In this ongoing series of notes, we have seen how deeply imbedded human stories of struggle and recovery seem to be all around us and poignantly reminiscent of our own journeys to Recovery. The concept of the hero’s journey is ever present in all time and all cultures, so much so that Joseph Campbell and others called it the “mono-myth.” We see it in ancient societal stories as well as in modern literature and the arts all over the world. As disparate examples, the Popol Vuh cultural narrative of the ancient Mayan systems in Guatemala tell of the exploits of hero twins defeating enemies in the early process of the creation of the world; and the Dogon systems in West Africa have very similar stories of hero twins as do the many stories of the Native American Indians of the Southwestern U.S. Indeed, the evolution of the human species over hundreds of millennia could be seen as one big journey of the collective human hero to higher levels of understanding and consciousness, to a felt-sense integration with a higher power, not unlike Dante’s tireless, excruciating search for God through Hell, Purgatory, and into Heaven.
This seems to be the core element of the idea of a hero’s journey for us….the call, the struggle through difficult conflicts, and the ultimate success in finding an answer to the idea of a better life and a contact with something higher. We find it in so many places…even in our most simple, yet sublime of experiences…like baseball.

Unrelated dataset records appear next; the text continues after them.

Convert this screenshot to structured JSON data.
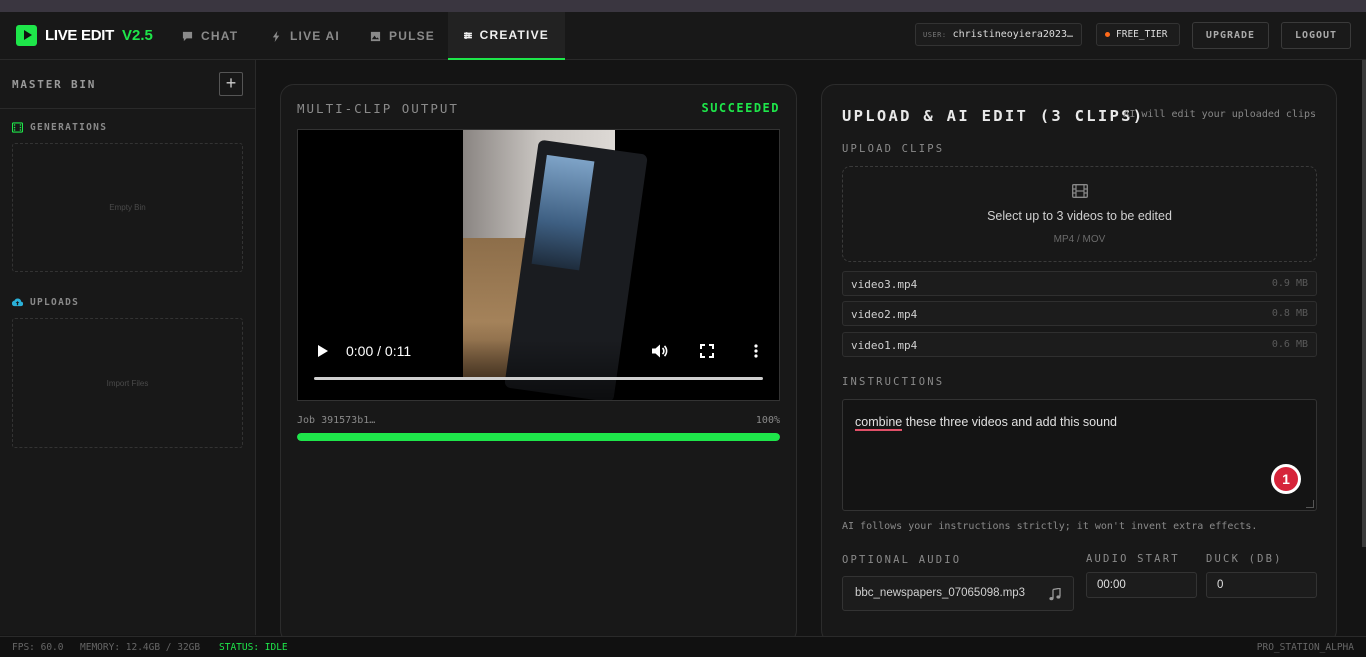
{
  "app": {
    "name": "LIVE EDIT",
    "version": "V2.5"
  },
  "nav": {
    "tabs": [
      {
        "label": "CHAT",
        "icon": "chat-icon"
      },
      {
        "label": "LIVE AI",
        "icon": "bolt-icon"
      },
      {
        "label": "PULSE",
        "icon": "image-icon"
      },
      {
        "label": "CREATIVE",
        "icon": "sliders-icon",
        "active": true
      }
    ],
    "user_label": "USER:",
    "user_value": "christineoyiera2023…",
    "tier": "FREE_TIER",
    "upgrade": "UPGRADE",
    "logout": "LOGOUT",
    "accent": "#1ee64a",
    "tier_dot": "#ff6a1a"
  },
  "sidebar": {
    "title": "MASTER BIN",
    "add": "+",
    "sections": [
      {
        "label": "GENERATIONS",
        "icon": "film-icon",
        "empty": "Empty Bin"
      },
      {
        "label": "UPLOADS",
        "icon": "cloud-upload-icon",
        "empty": "Import Files"
      }
    ]
  },
  "output": {
    "title": "MULTI-CLIP OUTPUT",
    "status": "SUCCEEDED",
    "time": "0:00 / 0:11",
    "job": "Job 391573b1…",
    "percent": "100%",
    "progress": 1.0
  },
  "upload": {
    "title": "UPLOAD & AI EDIT (3 CLIPS)",
    "note": "AI will edit your uploaded clips",
    "upload_label": "UPLOAD CLIPS",
    "dropzone_main": "Select up to 3 videos to be edited",
    "dropzone_sub": "MP4 / MOV",
    "files": [
      {
        "name": "video3.mp4",
        "size": "0.9 MB"
      },
      {
        "name": "video2.mp4",
        "size": "0.8 MB"
      },
      {
        "name": "video1.mp4",
        "size": "0.6 MB"
      }
    ],
    "instructions_label": "INSTRUCTIONS",
    "instructions_first": "combine",
    "instructions_rest": " these three videos and add this sound",
    "badge": "1",
    "hint": "AI follows your instructions strictly; it won't invent extra effects.",
    "audio_label": "OPTIONAL AUDIO",
    "audio_file": "bbc_newspapers_07065098.mp3",
    "audio_start_label": "AUDIO START",
    "audio_start": "00:00",
    "duck_label": "DUCK (DB)",
    "duck": "0"
  },
  "footer": {
    "fps": "FPS: 60.0",
    "memory": "MEMORY: 12.4GB / 32GB",
    "status": "STATUS: IDLE",
    "station": "PRO_STATION_ALPHA"
  }
}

In 2013, a Brooklyn Preparatory School classmate of mine and past President of NYU, John Sexton, wrote a book called Baseball as a Road to God. John and I were classmates in the 1950’s in an area of Brooklyn that was close to Ebbets Field, the home of the venerable, if a bit pathetic up to that time, Brooklyn Dodgers. John was a baseball fanatic, par excellence, and he remained so for much of his life. The book was the outgrowth of a class he taught at NYU for many years with the same name.
John used the intricacies of the game, the before, during and after elements of the actual events, and the deep and rich history of its larger than life experiences and personages, to provide a fascinating view of the nature of a higher power in our lives. The progress of individual baseball lives, the unfolding of the struggles and successes of each season, and the building of drama in and through each inning of a game are richly portrayed in a mystical and at times metaphysical framework. For me, a baseball fan of a bit less fervor than John, his portrayal provokes a wonderful view of our lives in committed Sobriety.

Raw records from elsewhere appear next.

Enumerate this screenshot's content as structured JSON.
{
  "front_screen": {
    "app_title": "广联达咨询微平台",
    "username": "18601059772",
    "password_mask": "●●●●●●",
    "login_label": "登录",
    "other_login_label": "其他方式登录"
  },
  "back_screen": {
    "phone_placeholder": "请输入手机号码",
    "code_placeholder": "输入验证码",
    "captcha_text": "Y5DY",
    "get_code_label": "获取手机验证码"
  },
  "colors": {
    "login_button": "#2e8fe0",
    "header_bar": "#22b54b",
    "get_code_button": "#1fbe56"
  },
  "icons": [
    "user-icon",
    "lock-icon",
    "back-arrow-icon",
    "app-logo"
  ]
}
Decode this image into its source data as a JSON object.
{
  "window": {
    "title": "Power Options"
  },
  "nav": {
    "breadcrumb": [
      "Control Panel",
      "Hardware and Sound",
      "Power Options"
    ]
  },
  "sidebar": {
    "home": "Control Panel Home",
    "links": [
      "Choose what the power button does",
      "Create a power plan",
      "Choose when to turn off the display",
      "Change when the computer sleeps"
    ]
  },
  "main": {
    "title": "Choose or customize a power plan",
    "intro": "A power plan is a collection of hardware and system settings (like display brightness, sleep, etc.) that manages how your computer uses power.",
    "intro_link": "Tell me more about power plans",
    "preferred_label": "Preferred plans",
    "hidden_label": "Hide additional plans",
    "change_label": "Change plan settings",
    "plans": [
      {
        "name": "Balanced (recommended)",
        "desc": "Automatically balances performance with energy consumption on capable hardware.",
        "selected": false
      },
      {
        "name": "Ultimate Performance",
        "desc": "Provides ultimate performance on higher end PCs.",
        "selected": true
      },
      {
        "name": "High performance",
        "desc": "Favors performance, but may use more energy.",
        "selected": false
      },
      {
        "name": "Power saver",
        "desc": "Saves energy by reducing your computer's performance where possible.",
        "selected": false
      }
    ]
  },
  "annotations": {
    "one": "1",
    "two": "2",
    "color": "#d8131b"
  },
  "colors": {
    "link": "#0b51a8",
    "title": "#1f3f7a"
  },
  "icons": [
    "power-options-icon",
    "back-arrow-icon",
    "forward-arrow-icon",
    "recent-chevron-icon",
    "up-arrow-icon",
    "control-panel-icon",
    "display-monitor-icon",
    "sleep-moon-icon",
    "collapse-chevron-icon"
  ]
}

When I sit in a meeting, surrounded by women and men whose individual lives of tragedy, disaster and recovery provide vivid glimpses deep into the soul of humanity, I am struck by the beauty and good fortune of my presence in this Fellowship. Every story is different, every one is full of cataclysms and misadventure interspersed and then followed by glorious ascensions into the Sunshine of the Spirit. The differences are striking, but they are dwarfed by the symmetry and the harmony of their connectedness and by the perceptibility of Recovery that we all share. It is a community of love and vision that has no equal.
It all reminds me of the spectacle of the field of men and dreams that constitutes the active baseball arena. Surrounded by a intensely focused and roaring crowd, baseball presents an altar of vivid green and brown on which muscular danseurs in white execute stunning feats of athletic wonder…smooth and rapid and even, interspersed by lengthy dramatic pauses that give us the ability to absorb and allow for the highly orchestrated play to run for the required nine acts.

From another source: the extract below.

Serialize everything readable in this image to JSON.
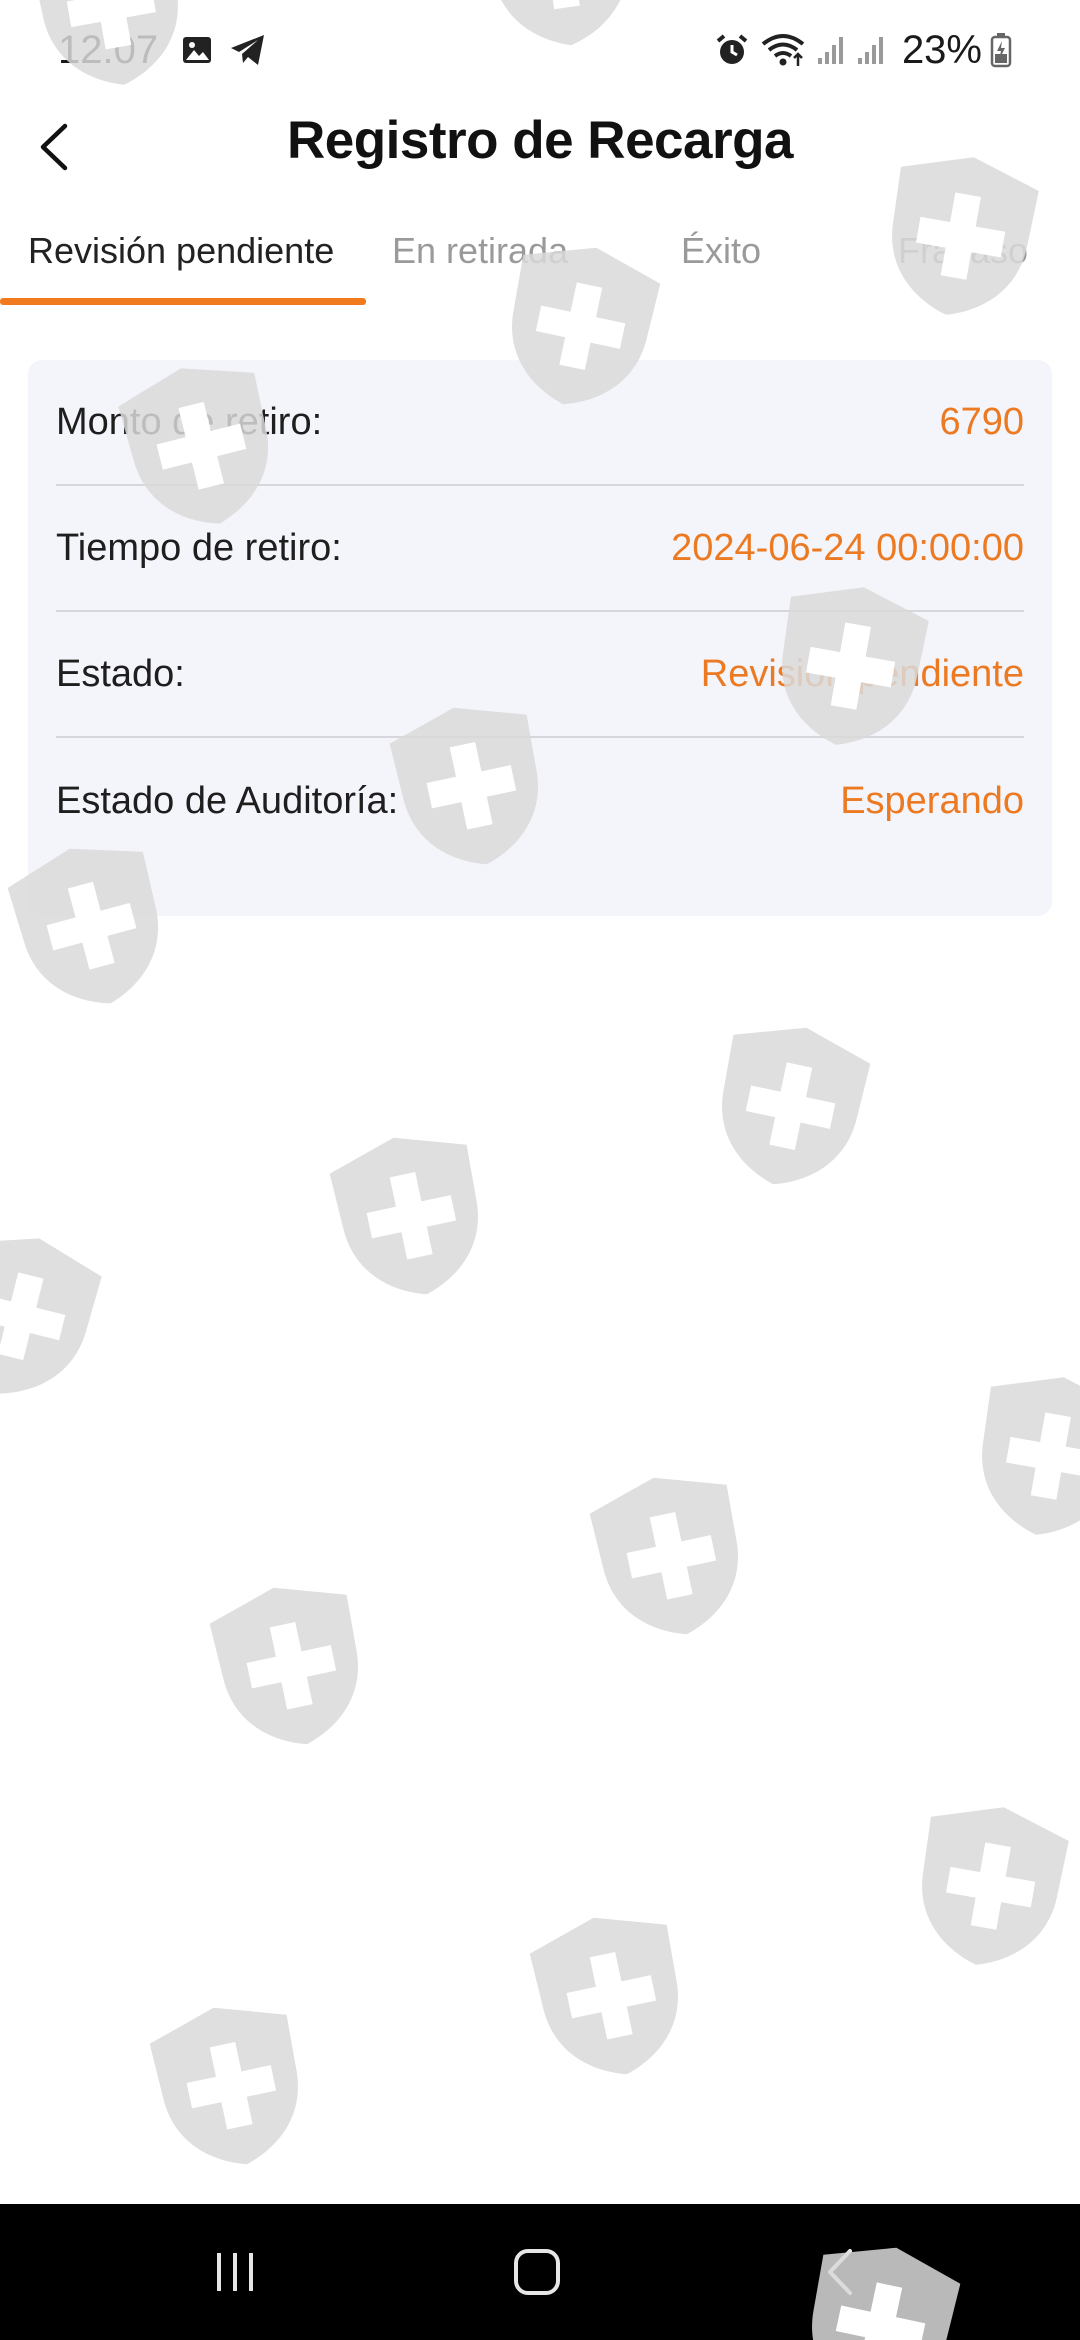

For me, in Recovery, every share in a meeting and the aggregation of all shares in each and every meeting is precisely the equal of this spectacle.